I was a bit worried that we wouldn’t make it to Alberobello in time to see the Trulli.
Chiara and Andrea, our hosts in Puglia, had mentioned visiting them on the way back from a day at the beach. But the day was lazy to the point where it was practically dark by the time we finished lunch and the mandatory coffee. And the Trulli were a bit out of the way for the homeward return.
Still, we made the effort, paid what I originally thought was an exorbitant amount of money to see what I assumed was ‘a house or two’, and walked in the direction of the Trulli.
The Trulli (singular, Trullo), are a group of UNESCO Heritage listed buildings. They were likely built some time before the 1700s, as unique structures designed, the stories say, specifically to avoid taxes.
By some accounts, the dry stone buildings, constructed without mortar, would be quickly dismantled when tax inspectors visited the area.

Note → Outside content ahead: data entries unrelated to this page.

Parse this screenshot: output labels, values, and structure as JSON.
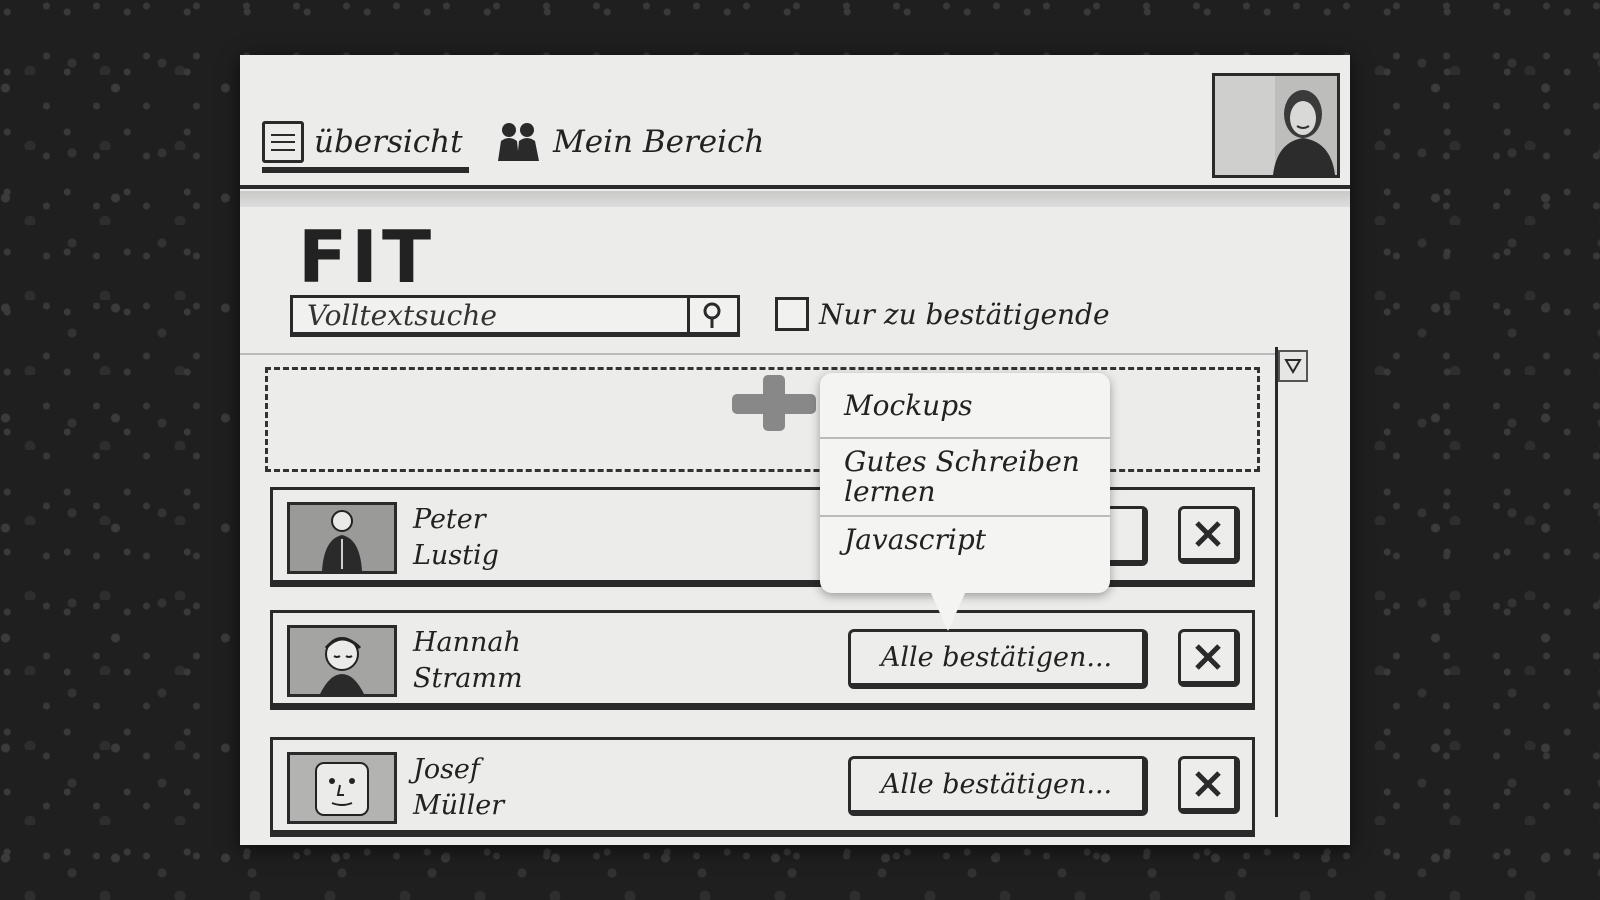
{
  "nav": {
    "tabs": [
      {
        "label": "übersicht",
        "icon": "list-icon",
        "active": true
      },
      {
        "label": "Mein Bereich",
        "icon": "people-icon",
        "active": false
      }
    ]
  },
  "main": {
    "title": "FIT",
    "search": {
      "placeholder": "Volltextsuche"
    },
    "filter": {
      "label": "Nur zu bestätigende",
      "checked": false
    }
  },
  "popup": {
    "items": [
      "Mockups",
      "Gutes Schreiben lernen",
      "Javascript"
    ]
  },
  "people": [
    {
      "first": "Peter",
      "last": "Lustig",
      "action_label": "...",
      "close": "✕"
    },
    {
      "first": "Hannah",
      "last": "Stramm",
      "action_label": "Alle bestätigen...",
      "close": "✕"
    },
    {
      "first": "Josef",
      "last": "Müller",
      "action_label": "Alle bestätigen...",
      "close": "✕"
    }
  ],
  "colors": {
    "ink": "#2a2a2a",
    "paper": "#ececea",
    "background": "#1f1f1f"
  }
}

Other versions suggest that the shape of the structures themselves prevented taxation. Each Trulli has a cone shaped roof, ending in an opening. This opening, when covered with a single large stone, presented a fairly weather-tight structure. However, removal of the stone allowed classification of the Trulli as non-sealed or non-permanent abodes: a loophole in the housing taxes.
I will acknowledge that the things look relatively sturdy, and have clearly stood the test of time. Still, a small part of me does not entirely believe in engineering, and would be slightly unwilling to sleep under all of those stones, for fear that a pigeon would land on the roof in the night and the whole thing would collapse.
We spent some time wandering around the village, looking at all the houses. Some of the Trulli have whitewashed symbols painted on the cone (although wiki informs me that in many cases these have been added only in the late 20th centry).
For those truly devoted Trulli fans, the town also boasts a Trulli church.
So. That’s it from the Trulli, but I thought you should all like to know that the evening ended, as so many great evenings do, with both icecream and sweets.